I blame Munson. We spent all week coming up with reasons how the Auburn game could go wrong – Georgia always plays down to their competition. It’s a rivalry game, so you can throw out the records. Auburn has 457 player from the state of Georgia, so they’ll play us better than they’ve played anyone all year. Remember what happened in 19 aught 7. Every time we’d see a pundit take this outcome for granted, we’d shake our heads and remind ourselves that they just don’t understand Georgia football or this series.
So the big news from Auburn Saturday night is that things went…exactly to plan. Auburn really isn’t all that good. Georgia really can get out in front of and put away a weaker opponent. The defense really is on to something. There wasn’t even the awkward start of the FAU or Ole Miss games to gripe about, and there wasn’t going to a repeat of the comedy of errors that let Tennessee back in the game. From start to finish, it just went as it would have if you had let your most delusional Disney Dawg buddy draw up the script. Shutout? Check. Gurshall going for 100+ each? Check. Murray in complete control? Yep. The Auburn stands empty by the fourth quarter? Can’t blame them.
Though Auburn’s season means that Georgia shouldn’t and won’t move the meter much by dispatching the Tigers, Georgia fans can at least appreciate a job well done. The win might’ve been all but a sure thing, but the plan and execution on both sides of the ball showed that the team approached and prepared for the game with the right focus and the goal of a divisional title in mind. On the night that the Dawgs claimed a championship, they looked like a champion.
With such a complete win, there’s not much to dig into. Just a few notes…
- Welcome back, Gurshall. I was a little surprised to see that Marshall hadn’t had a carry for more than nine yards since the Tennessee game, but that explained why he had only run for a total 92 yards since. His third quarter 62-yard sprint put him back over the century mark and finished the scoring. But my favorite Marshall play came on the final drive of the first half: facing 3rd-and-20 after a sack, Marshall took a draw from the pistol and scurried for 21 yards to erase one of Auburn’s best defensive plays of the first half.
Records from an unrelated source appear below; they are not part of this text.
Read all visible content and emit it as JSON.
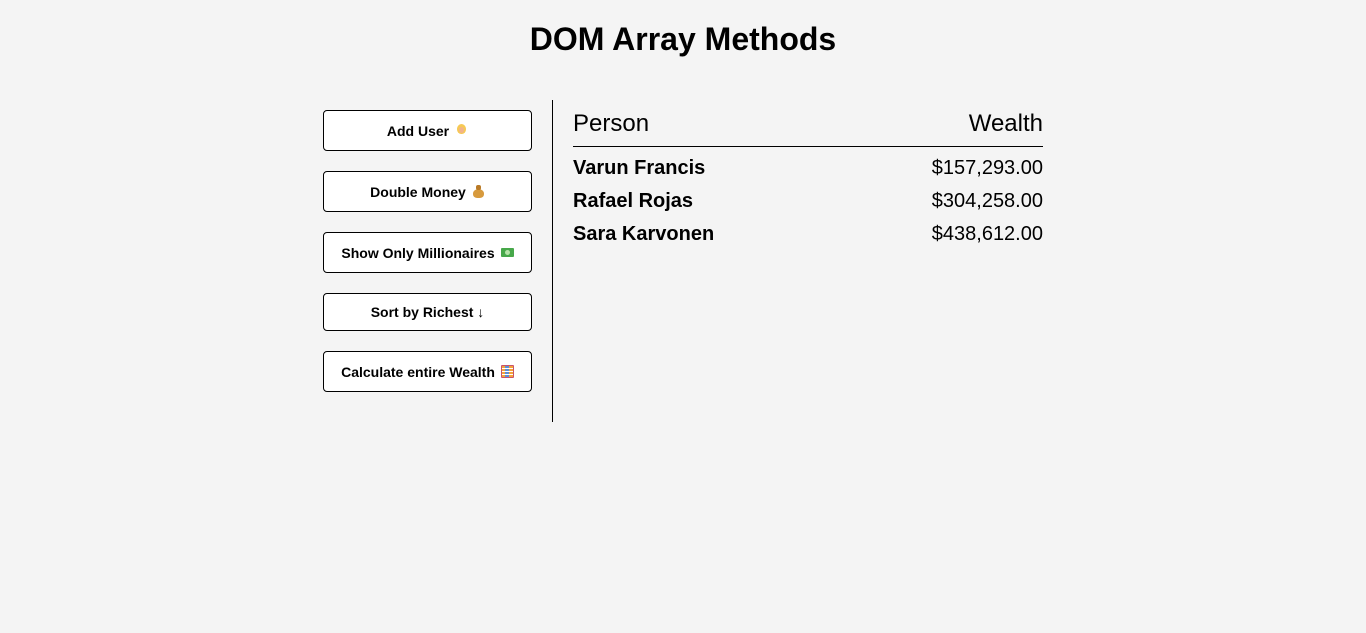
{
  "page": {
    "title": "DOM Array Methods"
  },
  "buttons": [
    {
      "label": "Add User",
      "icon": "person-emoji-icon"
    },
    {
      "label": "Double Money",
      "icon": "money-bag-emoji-icon"
    },
    {
      "label": "Show Only Millionaires",
      "icon": "dollar-bill-emoji-icon"
    },
    {
      "label": "Sort by Richest ↓",
      "icon": ""
    },
    {
      "label": "Calculate entire Wealth",
      "icon": "abacus-emoji-icon"
    }
  ],
  "table": {
    "headers": {
      "person": "Person",
      "wealth": "Wealth"
    },
    "rows": [
      {
        "name": "Varun Francis",
        "wealth": "$157,293.00"
      },
      {
        "name": "Rafael Rojas",
        "wealth": "$304,258.00"
      },
      {
        "name": "Sara Karvonen",
        "wealth": "$438,612.00"
      }
    ]
  },
  "colors": {
    "background": "#f4f4f4",
    "button_background": "#ffffff",
    "text": "#000000"
  }
}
I’m sure my section wasn’t the only one who had a few people referencing “third and Willie.”
- No stat is going to be the factor in a game that lopsided, but third downs say it as well as anything else. As Georgia build their lead in the first half, they were 5-of-6 on third downs. Auburn was just 1-of-6 on third downs in the first half. The Dawgs were only able to build a quick lead because the defense just did manage a three-and-out on Auburn’s first possession. A conversion there wouldn’t have done much to change the outcome, but Mason coming up a few inches short gave Georgia the opportunity to take control early.
- The receivers were challenged with the loss of two top contributors, but the unit stepped up at Auburn. King did #15 proud and had his best game since Kentucky – that touchdown catch was as good as it gets. Mitchell’s reputation is built on his athleticism, but his reliability is even more important. With a catch rate pushing 80%, Mitchell has become (or still is?) the guy you look to when you need a catch. I’m not surprised that Conley made some plays. Georgia’s other receivers didn’t record any catches, but this wasn’t going to be a pass-heavy game after Georgia established a lead.
- Murray didn’t spread it around as much as he did against Ole Miss, but, again, there weren’t that many catches to be had. A third of receptions still went to tight ends and backs, and there would have been at least two more without drops by Lynch and Hicks. Rome now has five catches over the past two games after recording only two receptions in the first eight games. Murray again showed a willingness to use his speed and get yards on the ground. We like that, but you see Murray get hit hard (on a standard pass play) and head to the bench, and you remember why he doesn’t and shouldn’t leave the pocket much.
- I’ve seen a bit of talk about leaving the defensive starters in so long. Yes, there’s the risk of injury, but that would be my only concern. If you have an opportunity for a shutout, I’m not going to complain about making a little extra effort to keep it going. But there’s a more important reason for leaving them in. If Georgia has a chance in the SEC championship game, it’s going to be a physical game every bit as demanding on the defense as the Florida game was. The defense needs to be conditioned to play at top form all four quarters, and it’s not helping them to sit. I expect we’ll see them play longer than we’d expect against Georgia Southern also. If you want to see an excellent defense not used to finishing games, look at Bama over the past two weeks.
- I can’t end without acknowledging the special teams. Yes, the return game was pretty much neutral. The kicking was outstanding. Morgan wasn’t challenged by range, but his placement was perfect on all extra points and a tricky short field goal from an extreme angle. He’s been solid on extra points over the past three games, and we hope that’s a sign that his earlier adventures are behind him. Barber has just been great lately. He (and we should include Erickson with his spot-on pooch punt) was on his game at Auburn as any element of the team. Kickoff coverage was as good as it’s been all year. It was the best performance of the season for Georgia’s most maligned unit.